Pitching at IDFA this year, Errante Producciones backs Gilbert’s feature debut focused on how women in prison reconstruct the experience of motherhood using videos and photographs, taken on contraband cell phones while incarcerated. “Malqueridas” spotlights the trauma of remote motherhood and the struggles these women face in dealing with confinement and lost time.
“The Mole Agent,” (Maite Alberdi)
An IDFA Best of Fest selection, “The Mole Agent” is an ambitious five-country co-production which tells the story of Sergio, an 83-year-old investigator who becomes an undercover resident at a nursing home suspected of mistreating its wards. Inside, he becomes increasingly involved in the lives of several residences, jeopardizing his responsibilities.
“Pirópolis,” (Nicolás Molina)
After a Rotterdam 2019 Bright Future mention, and with CORFO development backing it up, “Pirópilis” recently participated at Dok Leipzig’s Co-Pro Market. The project tells the story of Valparaiso’s 5th Brigade firefighters, told in the context of a global pandemic and recent citizens’ protest. The firefighters must find their place in new Chilean society as they are called into action after a major crisis.
“Relentless Memory,” (Margarita Canio)
With support from the Ethnological Institute of Berlin among others, “Relentless Memory” narrates the investigation performed by anthropologist Robert Lehman-Nitsche involving native Latin-American ancestors, the Mapuche, who were held as prisoners by many countries which looked to conquer land that was once their territory. Another Dok Lepizig Chilean Pitching title.
“The Sky is Red,” (Francina Carbonell)
With all legal avenues having hit dead ends and no explanation provided, this feature documentary examines the 2010 fire at Chile’s San Miguel prison which killed 81 inmates. “In 2010, the images on TV were almost Dante-esque, the manifestation of a real hell,” Carbonell told Variety in Santiago at a 2018 Sanfic festival pitch. “But after that the news faded, the media stopped covering it and it disappeared from the public sphere.”

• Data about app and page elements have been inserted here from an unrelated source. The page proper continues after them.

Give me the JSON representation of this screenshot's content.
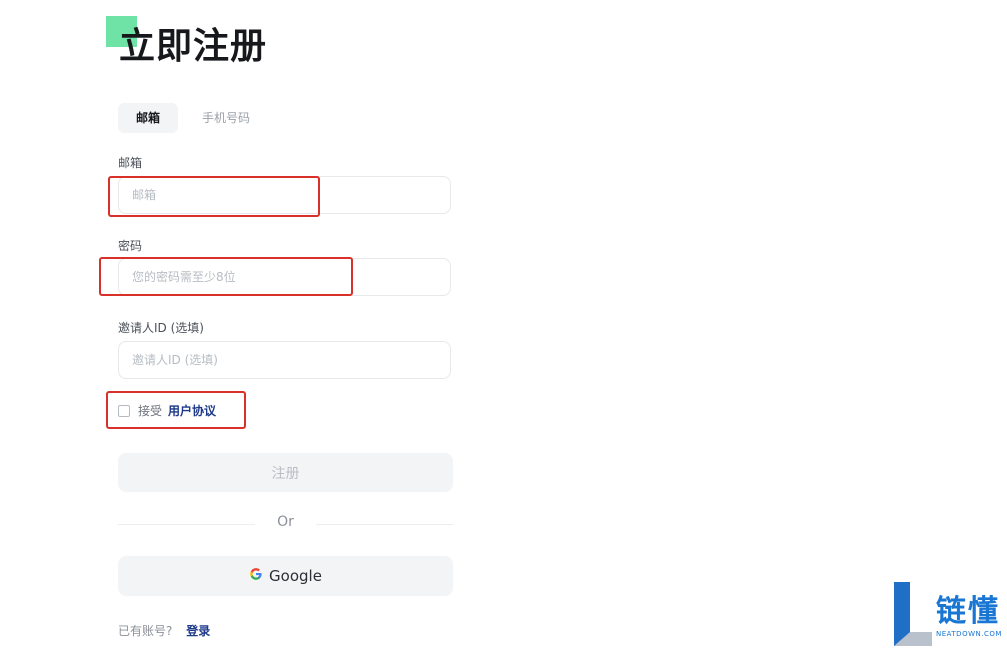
{
  "page": {
    "title": "立即注册"
  },
  "tabs": [
    {
      "label": "邮箱",
      "active": true
    },
    {
      "label": "手机号码",
      "active": false
    }
  ],
  "form": {
    "email_label": "邮箱",
    "email_placeholder": "邮箱",
    "email_value": "",
    "password_label": "密码",
    "password_placeholder": "您的密码需至少8位",
    "password_value": "",
    "invite_label": "邀请人ID (选填)",
    "invite_placeholder": "邀请人ID (选填)",
    "invite_value": "",
    "agree_text": "接受",
    "agree_link": "用户协议",
    "agree_checked": false,
    "register_label": "注册",
    "divider_text": "Or",
    "google_label": "Google"
  },
  "footer": {
    "text": "已有账号?",
    "login_label": "登录"
  },
  "watermark": {
    "logo_text": "链懂",
    "sub_text": "NEATDOWN.COM"
  },
  "colors": {
    "accent": "#6fe3a6",
    "highlight": "#d9302a",
    "link": "#1d3a8a"
  },
  "icons": {
    "google": "google-g-icon",
    "watermark_logo": "neatdown-logo-icon"
  }
}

“Water Silhouettes,” (Violeta Paus)
A 15-minute short, Paus’ Dok Leipzig competition player focuses on three Chilean women in this composition of image and sound. Each story demonstrates one part of major conflicts which have arisen resulting from the privatization of the national water supply which has led to contamination by industrial chemicals, scarcity and pollution from garbage dumping.
“Ancestral Secret VR,” (Francisca Silva, María José Díaz)
2020’s Sunny Side of the Doc Best Digital Experiences Pitch-winner, this 15-minute virtual reality production is based on an ancient Inca prophecy which states “In the difficult times of the planet, harmony will return when the condor and the eagle fly again together,” the condor representing the indigenous Q’ero people and the eagle the globalized world. “Ancestral” demonstrates the Q’ero worldview, redefining the relationship between humanity and the planet.
“Hypha,” “Symbiotica,” (Juan Ferrer, Sebastian Gonzalez, Natalia Cabrera)
Maltrato Films had a pair of VR projects involved at Dok Leipzig. “Hypha” is a VR experience which uses the standard headset and controllers as well as a constructed installation to draw metaphorical parallels between the worlds of fungi and of humankind. “Symbiotica” is a multi-user experience in which users must work together to reconstruct a damaged biological organism, learning the impact that each part has on the whole in the symbiotic process.